_Page and application data records_
++++++++++++++++++++
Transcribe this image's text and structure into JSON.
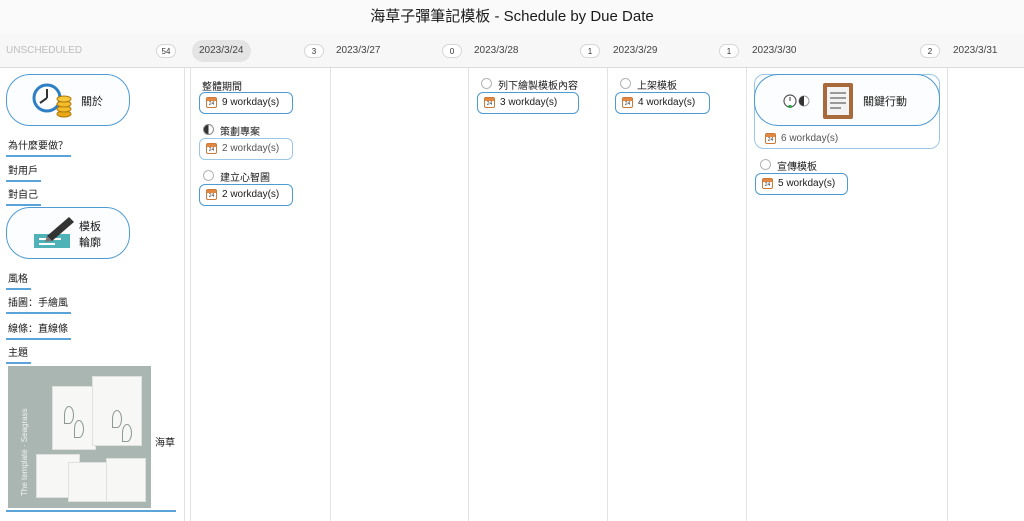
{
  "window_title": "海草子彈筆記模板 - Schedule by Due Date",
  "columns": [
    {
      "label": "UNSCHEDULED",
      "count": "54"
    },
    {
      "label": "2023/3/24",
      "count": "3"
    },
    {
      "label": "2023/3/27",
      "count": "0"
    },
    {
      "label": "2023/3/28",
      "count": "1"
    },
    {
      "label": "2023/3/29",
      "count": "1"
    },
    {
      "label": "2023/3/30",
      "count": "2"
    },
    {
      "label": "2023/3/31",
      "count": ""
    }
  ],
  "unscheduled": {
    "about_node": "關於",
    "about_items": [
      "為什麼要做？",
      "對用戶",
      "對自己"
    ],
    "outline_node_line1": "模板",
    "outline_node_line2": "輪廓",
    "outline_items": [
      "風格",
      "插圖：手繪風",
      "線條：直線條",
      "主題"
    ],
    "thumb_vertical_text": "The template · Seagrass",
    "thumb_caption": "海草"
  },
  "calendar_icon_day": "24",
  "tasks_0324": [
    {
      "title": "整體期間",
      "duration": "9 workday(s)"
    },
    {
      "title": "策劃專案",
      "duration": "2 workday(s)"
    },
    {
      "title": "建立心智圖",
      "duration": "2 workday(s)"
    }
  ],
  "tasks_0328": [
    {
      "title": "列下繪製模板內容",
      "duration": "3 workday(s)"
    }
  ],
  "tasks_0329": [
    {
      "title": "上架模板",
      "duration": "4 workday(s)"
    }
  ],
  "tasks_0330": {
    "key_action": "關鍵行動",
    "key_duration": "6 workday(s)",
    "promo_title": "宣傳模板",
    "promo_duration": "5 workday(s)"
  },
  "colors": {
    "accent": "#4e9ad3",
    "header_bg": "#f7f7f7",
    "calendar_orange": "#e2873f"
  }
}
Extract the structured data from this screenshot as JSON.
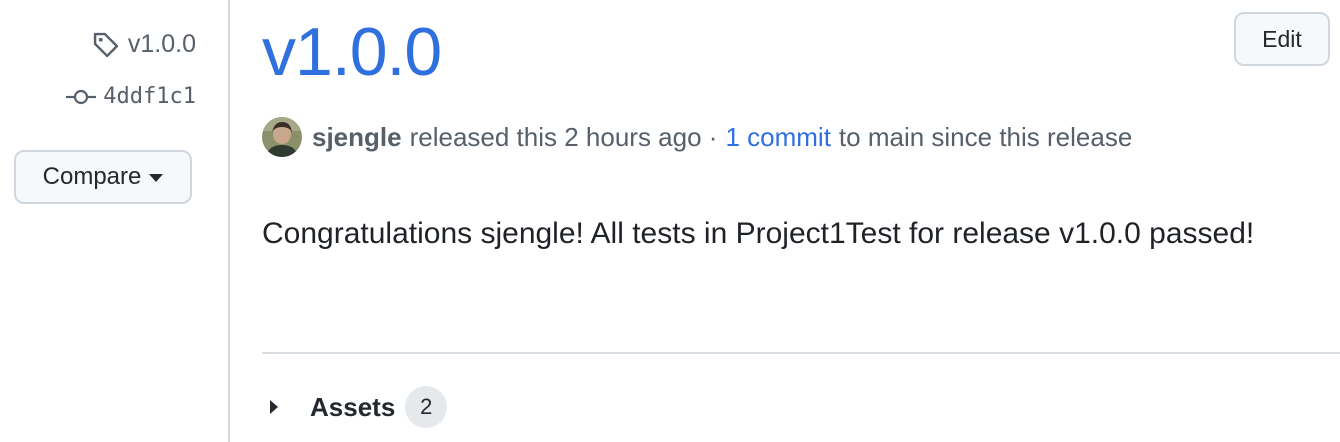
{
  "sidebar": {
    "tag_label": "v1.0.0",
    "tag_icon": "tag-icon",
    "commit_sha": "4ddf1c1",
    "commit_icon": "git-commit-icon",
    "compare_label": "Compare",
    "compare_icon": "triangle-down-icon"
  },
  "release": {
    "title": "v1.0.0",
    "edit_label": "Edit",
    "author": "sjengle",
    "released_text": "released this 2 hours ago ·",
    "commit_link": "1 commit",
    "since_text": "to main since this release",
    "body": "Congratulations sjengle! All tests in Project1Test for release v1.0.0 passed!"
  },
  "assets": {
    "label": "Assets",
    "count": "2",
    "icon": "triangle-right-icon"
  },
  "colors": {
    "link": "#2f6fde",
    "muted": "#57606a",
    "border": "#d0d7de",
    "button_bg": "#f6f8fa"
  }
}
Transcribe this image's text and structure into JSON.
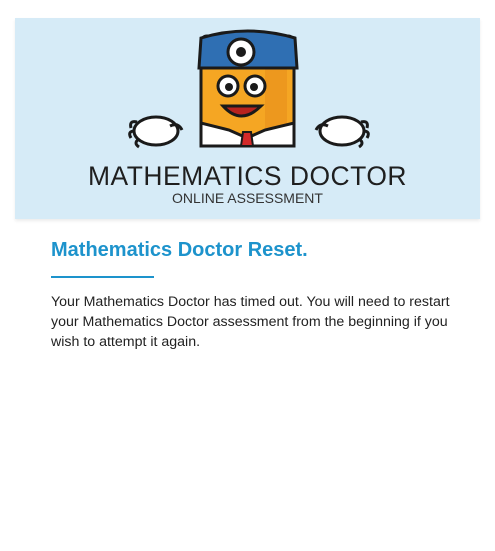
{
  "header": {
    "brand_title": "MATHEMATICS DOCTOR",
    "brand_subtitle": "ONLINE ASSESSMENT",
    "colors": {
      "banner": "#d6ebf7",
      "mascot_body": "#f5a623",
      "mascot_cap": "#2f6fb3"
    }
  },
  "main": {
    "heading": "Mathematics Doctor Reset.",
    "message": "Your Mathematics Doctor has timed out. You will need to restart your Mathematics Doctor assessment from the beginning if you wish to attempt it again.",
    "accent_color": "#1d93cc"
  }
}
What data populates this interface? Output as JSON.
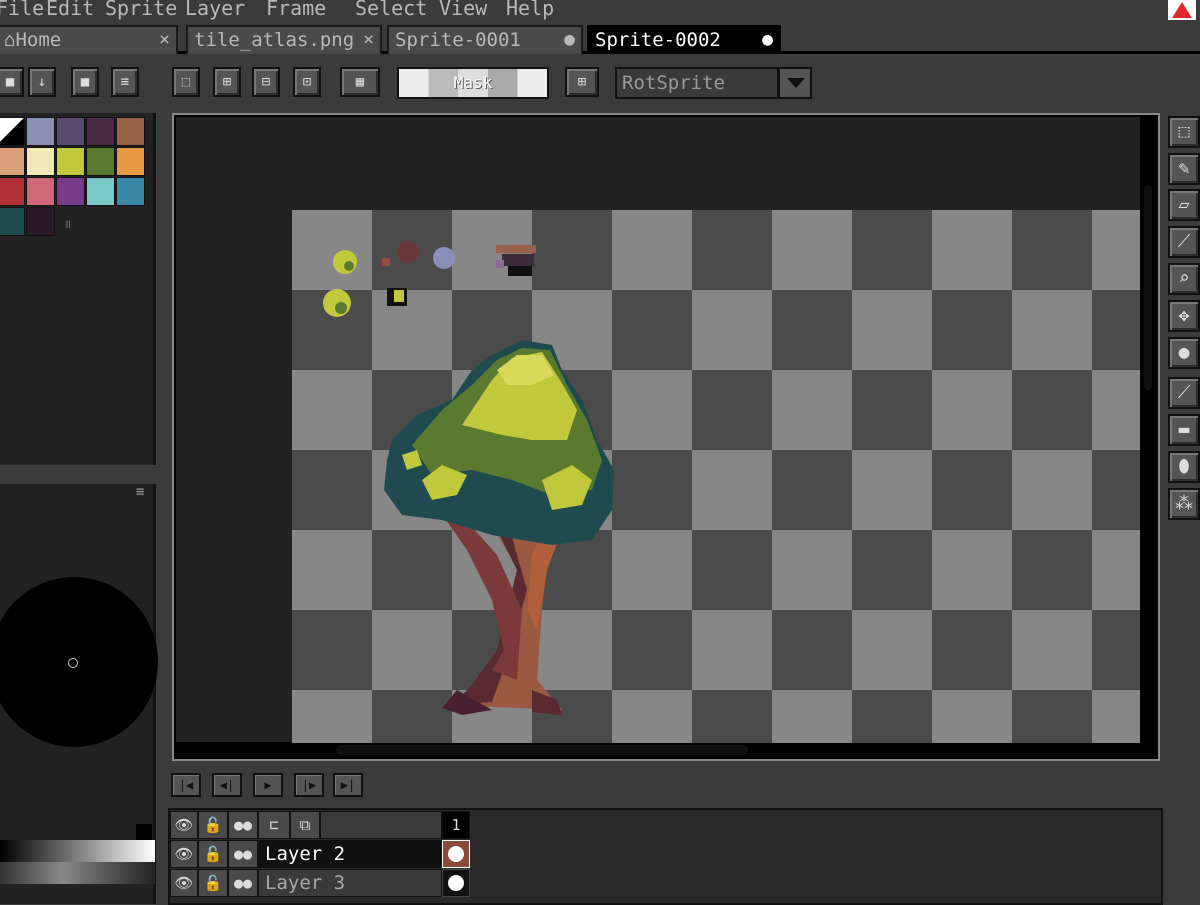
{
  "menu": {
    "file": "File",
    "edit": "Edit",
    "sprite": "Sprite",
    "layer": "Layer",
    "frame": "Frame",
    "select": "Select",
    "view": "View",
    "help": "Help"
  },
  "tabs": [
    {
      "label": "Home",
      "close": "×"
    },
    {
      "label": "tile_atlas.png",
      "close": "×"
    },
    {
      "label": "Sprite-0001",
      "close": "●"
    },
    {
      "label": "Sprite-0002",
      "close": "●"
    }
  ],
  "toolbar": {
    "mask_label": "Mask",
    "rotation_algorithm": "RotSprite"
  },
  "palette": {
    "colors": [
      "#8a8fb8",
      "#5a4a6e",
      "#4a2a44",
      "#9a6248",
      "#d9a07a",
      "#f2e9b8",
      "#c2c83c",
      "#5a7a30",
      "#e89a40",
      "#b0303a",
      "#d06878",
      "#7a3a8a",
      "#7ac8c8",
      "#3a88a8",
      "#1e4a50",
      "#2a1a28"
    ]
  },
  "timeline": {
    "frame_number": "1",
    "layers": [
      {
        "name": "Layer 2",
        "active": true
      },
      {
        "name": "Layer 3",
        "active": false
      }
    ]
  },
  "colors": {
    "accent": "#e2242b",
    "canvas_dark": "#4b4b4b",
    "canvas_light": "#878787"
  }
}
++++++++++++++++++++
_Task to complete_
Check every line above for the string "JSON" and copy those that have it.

_Output for this exercise_
Transcribe this image's text and structure into JSON.
Extract the structured data from this screenshot as JSON.
Transcribe this image's text and structure into JSON.
What data populates this interface? Output as JSON.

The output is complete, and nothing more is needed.